◆ **Task item**:
Check each line below for the word "ATEEZ", then please report how many lines have it and nothing more.

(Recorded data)

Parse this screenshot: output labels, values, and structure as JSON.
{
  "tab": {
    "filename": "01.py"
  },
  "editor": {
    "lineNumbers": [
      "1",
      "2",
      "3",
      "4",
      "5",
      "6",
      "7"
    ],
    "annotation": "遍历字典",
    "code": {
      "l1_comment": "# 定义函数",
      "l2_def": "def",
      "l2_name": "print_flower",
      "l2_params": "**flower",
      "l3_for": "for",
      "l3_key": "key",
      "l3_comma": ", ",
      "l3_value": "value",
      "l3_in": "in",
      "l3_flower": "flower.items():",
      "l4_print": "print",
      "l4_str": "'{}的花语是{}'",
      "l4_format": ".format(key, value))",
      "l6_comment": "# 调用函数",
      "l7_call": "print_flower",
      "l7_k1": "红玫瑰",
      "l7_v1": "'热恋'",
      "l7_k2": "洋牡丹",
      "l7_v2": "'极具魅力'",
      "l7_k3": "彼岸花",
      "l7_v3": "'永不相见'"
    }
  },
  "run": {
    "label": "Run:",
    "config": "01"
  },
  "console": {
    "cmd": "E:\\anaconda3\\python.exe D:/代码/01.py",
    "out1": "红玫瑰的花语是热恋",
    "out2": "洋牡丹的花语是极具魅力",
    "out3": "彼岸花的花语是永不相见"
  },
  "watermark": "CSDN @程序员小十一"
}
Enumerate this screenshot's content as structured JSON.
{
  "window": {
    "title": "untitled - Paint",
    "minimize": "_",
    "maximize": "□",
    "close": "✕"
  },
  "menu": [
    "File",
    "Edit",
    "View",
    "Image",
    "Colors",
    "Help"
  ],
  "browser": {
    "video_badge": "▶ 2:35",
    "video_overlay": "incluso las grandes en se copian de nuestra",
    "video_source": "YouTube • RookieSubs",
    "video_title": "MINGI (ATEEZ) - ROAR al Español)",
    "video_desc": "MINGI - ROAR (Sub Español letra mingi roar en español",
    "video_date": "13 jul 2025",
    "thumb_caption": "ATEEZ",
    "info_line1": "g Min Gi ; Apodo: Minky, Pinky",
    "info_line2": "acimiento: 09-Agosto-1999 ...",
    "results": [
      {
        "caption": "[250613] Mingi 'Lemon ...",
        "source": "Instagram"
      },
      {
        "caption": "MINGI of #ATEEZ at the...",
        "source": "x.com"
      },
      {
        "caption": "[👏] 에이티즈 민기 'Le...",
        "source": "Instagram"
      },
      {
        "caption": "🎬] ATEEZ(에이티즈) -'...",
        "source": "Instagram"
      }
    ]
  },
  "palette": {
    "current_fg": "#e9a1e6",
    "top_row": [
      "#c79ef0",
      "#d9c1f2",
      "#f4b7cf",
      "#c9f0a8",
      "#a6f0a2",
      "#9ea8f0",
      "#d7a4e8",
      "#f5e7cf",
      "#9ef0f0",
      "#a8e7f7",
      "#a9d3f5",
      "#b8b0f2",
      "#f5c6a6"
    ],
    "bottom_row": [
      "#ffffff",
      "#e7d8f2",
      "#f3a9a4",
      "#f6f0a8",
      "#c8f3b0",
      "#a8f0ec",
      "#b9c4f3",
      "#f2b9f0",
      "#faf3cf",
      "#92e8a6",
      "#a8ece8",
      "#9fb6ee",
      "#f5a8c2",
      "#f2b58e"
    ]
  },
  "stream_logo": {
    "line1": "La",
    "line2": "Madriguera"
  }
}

◆ **Written answer**:
4